__What you are asked to do__:
Look through the lines below; wherever the word "this" appears, copy that line.

__Records for the task__:
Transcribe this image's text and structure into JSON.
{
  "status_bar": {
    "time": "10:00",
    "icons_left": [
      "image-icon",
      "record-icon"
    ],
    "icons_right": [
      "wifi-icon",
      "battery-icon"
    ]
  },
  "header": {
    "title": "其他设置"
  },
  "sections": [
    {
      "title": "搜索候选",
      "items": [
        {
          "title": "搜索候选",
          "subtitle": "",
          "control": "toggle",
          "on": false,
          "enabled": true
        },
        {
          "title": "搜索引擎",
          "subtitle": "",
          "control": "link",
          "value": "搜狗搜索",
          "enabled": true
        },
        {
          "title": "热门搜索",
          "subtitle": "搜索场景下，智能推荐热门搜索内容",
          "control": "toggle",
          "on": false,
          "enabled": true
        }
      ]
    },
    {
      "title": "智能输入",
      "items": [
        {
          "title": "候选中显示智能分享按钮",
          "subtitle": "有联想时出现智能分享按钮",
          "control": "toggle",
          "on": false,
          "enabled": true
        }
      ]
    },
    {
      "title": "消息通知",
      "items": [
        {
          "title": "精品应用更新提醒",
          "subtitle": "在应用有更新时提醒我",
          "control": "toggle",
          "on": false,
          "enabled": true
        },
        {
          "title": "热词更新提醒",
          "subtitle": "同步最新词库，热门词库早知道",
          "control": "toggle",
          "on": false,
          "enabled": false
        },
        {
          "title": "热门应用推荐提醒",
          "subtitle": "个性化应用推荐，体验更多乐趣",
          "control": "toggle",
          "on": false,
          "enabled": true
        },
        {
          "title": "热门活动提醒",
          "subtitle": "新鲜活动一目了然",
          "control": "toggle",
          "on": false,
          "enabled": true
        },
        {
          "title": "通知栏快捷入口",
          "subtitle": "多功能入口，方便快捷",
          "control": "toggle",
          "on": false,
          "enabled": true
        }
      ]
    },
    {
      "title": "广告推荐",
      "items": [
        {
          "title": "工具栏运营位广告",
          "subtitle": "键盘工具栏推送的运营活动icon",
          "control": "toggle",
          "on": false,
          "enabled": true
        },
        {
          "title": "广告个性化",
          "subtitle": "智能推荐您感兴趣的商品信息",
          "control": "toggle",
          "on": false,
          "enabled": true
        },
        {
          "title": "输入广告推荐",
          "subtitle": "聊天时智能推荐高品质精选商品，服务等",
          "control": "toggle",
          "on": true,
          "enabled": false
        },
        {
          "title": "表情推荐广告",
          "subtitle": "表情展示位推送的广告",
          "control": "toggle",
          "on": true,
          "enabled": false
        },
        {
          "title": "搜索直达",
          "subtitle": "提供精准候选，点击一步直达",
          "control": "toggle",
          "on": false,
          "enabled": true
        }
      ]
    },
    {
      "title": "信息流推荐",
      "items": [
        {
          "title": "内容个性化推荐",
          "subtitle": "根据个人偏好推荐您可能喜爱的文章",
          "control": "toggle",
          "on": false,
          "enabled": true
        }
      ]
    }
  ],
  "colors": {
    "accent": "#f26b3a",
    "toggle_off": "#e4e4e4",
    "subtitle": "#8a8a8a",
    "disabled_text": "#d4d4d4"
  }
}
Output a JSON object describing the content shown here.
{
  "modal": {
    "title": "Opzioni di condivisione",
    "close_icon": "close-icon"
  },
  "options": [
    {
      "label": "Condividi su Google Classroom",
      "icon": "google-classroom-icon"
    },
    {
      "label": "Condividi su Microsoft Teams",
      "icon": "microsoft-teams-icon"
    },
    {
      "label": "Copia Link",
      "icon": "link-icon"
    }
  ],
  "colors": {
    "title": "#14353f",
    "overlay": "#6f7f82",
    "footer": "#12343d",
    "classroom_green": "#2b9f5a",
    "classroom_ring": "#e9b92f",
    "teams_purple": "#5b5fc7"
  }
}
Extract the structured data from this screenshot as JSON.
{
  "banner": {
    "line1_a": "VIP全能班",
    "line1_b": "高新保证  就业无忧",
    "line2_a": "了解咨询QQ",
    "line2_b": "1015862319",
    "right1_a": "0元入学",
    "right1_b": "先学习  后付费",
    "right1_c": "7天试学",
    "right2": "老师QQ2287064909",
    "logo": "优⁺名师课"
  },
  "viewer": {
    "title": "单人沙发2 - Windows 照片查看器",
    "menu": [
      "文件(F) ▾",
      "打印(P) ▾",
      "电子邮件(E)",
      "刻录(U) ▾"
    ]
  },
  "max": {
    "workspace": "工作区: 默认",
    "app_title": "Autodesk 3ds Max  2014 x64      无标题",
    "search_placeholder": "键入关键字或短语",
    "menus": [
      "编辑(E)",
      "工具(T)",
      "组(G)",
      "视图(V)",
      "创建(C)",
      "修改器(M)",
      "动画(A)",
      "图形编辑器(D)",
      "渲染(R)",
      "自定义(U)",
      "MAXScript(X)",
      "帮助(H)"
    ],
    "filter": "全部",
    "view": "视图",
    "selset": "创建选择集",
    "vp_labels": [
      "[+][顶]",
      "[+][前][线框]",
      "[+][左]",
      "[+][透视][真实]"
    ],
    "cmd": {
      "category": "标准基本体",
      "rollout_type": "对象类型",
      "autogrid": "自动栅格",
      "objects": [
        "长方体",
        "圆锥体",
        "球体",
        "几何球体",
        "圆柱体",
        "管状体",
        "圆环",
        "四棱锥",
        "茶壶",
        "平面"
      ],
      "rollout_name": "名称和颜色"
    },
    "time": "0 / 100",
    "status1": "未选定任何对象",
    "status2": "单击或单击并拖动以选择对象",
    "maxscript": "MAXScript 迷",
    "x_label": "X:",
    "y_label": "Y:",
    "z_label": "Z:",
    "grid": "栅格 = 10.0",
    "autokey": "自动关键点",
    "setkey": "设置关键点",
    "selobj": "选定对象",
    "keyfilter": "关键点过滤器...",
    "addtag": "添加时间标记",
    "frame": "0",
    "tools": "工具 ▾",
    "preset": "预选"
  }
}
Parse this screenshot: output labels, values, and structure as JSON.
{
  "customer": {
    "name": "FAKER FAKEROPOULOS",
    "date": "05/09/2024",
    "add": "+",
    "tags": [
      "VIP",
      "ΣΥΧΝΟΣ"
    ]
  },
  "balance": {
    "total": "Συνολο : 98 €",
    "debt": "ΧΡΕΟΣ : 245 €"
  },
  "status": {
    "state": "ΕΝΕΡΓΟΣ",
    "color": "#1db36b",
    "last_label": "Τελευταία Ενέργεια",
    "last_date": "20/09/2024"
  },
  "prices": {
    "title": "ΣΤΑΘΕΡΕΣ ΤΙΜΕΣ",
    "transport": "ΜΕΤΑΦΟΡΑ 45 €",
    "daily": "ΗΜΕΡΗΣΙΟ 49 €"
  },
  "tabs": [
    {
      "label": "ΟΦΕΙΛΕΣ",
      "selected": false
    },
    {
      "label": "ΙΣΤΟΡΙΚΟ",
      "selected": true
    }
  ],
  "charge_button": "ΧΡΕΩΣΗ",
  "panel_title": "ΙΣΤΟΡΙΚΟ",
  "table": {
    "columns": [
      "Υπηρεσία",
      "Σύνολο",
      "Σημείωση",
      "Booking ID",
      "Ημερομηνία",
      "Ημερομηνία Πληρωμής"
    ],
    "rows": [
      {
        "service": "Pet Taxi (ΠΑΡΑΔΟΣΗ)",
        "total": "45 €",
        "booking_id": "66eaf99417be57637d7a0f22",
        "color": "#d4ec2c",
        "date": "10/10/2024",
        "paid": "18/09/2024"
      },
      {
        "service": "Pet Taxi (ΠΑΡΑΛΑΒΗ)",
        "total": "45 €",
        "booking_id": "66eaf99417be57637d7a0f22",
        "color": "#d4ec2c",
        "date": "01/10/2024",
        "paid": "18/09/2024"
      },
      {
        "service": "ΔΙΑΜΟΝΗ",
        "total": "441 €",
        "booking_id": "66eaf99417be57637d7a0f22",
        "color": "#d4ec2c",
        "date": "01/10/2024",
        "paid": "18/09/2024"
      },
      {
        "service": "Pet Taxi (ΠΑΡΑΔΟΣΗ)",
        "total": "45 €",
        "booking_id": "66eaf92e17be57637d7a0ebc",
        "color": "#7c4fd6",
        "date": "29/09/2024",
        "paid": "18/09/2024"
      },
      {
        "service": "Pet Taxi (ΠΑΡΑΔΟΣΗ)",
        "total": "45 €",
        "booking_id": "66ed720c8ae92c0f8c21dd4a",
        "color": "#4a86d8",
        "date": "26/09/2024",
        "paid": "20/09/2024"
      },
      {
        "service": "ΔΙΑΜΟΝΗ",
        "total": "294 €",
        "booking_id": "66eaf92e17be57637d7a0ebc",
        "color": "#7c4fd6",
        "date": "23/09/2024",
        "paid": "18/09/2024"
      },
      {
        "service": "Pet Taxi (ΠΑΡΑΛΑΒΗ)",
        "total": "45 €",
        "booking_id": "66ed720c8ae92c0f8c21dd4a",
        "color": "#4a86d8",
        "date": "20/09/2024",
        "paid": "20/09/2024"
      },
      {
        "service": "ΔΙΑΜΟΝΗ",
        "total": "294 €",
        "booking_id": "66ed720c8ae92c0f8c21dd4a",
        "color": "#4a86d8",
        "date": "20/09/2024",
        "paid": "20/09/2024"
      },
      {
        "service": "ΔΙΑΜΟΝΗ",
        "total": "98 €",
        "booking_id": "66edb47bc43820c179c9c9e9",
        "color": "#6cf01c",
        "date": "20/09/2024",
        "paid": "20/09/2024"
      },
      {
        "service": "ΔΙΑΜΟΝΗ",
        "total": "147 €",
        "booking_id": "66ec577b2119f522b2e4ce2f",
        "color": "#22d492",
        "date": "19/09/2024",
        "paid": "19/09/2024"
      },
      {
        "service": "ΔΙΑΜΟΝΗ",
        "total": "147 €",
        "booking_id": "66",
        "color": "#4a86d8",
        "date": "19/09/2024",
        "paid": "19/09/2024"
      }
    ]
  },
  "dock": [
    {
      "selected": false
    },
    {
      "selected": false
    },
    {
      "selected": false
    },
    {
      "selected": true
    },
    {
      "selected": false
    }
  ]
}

__Answer section__:
Transcribe this image's text and structure into JSON.
Extract the structured data from this screenshot as JSON.
Parse this screenshot: output labels, values, and structure as JSON.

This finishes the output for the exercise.